Elaine Cantrell and Chad Bailey work on documenting in Maple Lawn Cemetery graves.. Ron Campbell/Johnson City Press
Burials at Maple Lawn Cemetery in Jonesborough began when Mary Smith died in 1890, and while her tombstone is still in good shape and the writing legible, many in the 123-year-old resting place are not.
To ensure those legacies are not lost, two members of the Cemetery Survey Team of Northeast Tennessee are doing their part to log photos and written documentation of every headstone in the burial ground. That includes unmarked graves in the pauper’s section, where at least 69 graves have been documented.
Chad Bailey is finding those graves using dowsing rods. He and Elaine Cantrell have been working together several years surveying cemeteries all over Northeast Tennessee.
“Over the years the stones have deteriorated,” Cantrell said. “They’re worn. The stones that were done in the 1880s are about worn out and people aren’t going to be able to read them soon.”
The two have been working on documenting Maple Lawn Cemetery a couple of years, they said.
“We’ve been in the cemetery since May (but) we worked on the records about a year,” before starting the field work, Bailey said. They’re using cemetery records, obituaries from local newspapers and death records to make cross comparisons so the survey is correct. All the documents are put into large three-ring binders that might end up in the county archives one day, they said.
Bailey said information from two previous surveys has also been helpful.
Maple Lawn is the resting place for many prominent Washington County and Jonesborough leaders, notables like the Hoss family, John Cox, a banker in town; L.W. Keen, the town photographer, and Milton Keen, the town undertaker; Judge Samuel Kirkpatrick, the first president of the Maple Lawn Cemetery Association; Attorney General S.B. Keefauver; and Newton Hacker, the judge who dedicated the Washington County Courthouse in downtown Jonesborough in 1913.
There are also little-known people such as Maggie Baird, who died in Embreeville at age 23. She had migrated from Whitehaven, England. Bailey’s theory is that she may have come to the area to work in an iron factory in Embreeville.
Regardless of the status of any person buried in the cemetery, Bailey and Cantrell said the history needs to be preserved.
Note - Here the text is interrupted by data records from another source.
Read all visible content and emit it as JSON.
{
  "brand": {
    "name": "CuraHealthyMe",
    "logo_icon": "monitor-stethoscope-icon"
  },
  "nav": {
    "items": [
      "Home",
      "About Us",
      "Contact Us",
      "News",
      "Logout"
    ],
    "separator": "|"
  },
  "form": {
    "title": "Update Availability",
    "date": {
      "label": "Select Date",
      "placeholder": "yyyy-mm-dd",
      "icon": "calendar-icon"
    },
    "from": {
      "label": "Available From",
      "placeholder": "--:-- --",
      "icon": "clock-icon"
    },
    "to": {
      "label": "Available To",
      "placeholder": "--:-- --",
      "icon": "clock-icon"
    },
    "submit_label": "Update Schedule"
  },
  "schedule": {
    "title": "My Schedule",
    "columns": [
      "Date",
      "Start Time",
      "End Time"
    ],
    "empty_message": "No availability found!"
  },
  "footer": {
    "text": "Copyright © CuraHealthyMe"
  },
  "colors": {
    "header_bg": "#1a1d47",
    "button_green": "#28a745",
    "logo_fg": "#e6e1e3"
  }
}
There are approximately 461 cemeteries in Washington County and all are being surveyed.
Anyone who wants to become involved in the project can find more information at tngenweb.org.